## Instructions for the task
Check each line of the data for "MaxPatrol" and select those that have it.

== Records provided ==

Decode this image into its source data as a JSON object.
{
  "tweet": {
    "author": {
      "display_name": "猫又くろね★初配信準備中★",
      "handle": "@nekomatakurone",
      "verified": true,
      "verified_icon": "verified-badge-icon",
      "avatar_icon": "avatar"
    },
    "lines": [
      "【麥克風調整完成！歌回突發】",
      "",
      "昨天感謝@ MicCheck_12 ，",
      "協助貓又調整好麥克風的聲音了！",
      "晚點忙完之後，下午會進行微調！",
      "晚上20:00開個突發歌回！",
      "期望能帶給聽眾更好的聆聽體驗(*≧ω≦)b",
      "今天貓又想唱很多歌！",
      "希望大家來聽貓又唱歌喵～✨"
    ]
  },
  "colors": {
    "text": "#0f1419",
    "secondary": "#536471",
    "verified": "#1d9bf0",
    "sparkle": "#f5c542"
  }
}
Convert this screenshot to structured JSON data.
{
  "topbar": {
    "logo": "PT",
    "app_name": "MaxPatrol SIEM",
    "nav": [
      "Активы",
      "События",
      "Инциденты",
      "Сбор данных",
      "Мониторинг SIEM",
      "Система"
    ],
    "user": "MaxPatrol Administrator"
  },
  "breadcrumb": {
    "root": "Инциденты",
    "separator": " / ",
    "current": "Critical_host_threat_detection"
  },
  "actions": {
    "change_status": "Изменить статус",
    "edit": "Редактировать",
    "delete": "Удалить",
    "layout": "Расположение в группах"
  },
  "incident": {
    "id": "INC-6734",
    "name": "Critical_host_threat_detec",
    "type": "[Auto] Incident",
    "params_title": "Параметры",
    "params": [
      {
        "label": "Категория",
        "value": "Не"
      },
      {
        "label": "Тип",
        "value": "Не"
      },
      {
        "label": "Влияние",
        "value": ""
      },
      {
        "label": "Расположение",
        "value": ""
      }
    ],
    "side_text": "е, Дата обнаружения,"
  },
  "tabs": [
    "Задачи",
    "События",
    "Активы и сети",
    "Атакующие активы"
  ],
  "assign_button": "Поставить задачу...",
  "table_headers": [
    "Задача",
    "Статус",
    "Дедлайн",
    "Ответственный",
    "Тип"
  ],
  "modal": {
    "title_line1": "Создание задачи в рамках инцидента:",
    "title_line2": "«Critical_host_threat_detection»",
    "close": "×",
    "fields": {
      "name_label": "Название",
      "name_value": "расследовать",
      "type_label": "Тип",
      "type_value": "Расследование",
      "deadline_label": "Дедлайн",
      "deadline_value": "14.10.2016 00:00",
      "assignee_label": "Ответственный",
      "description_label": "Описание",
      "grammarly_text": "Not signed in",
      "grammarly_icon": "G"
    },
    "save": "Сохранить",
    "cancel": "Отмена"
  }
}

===

## Result of the exercise
    "app_name": "MaxPatrol SIEM",
    "user": "MaxPatrol Administrator"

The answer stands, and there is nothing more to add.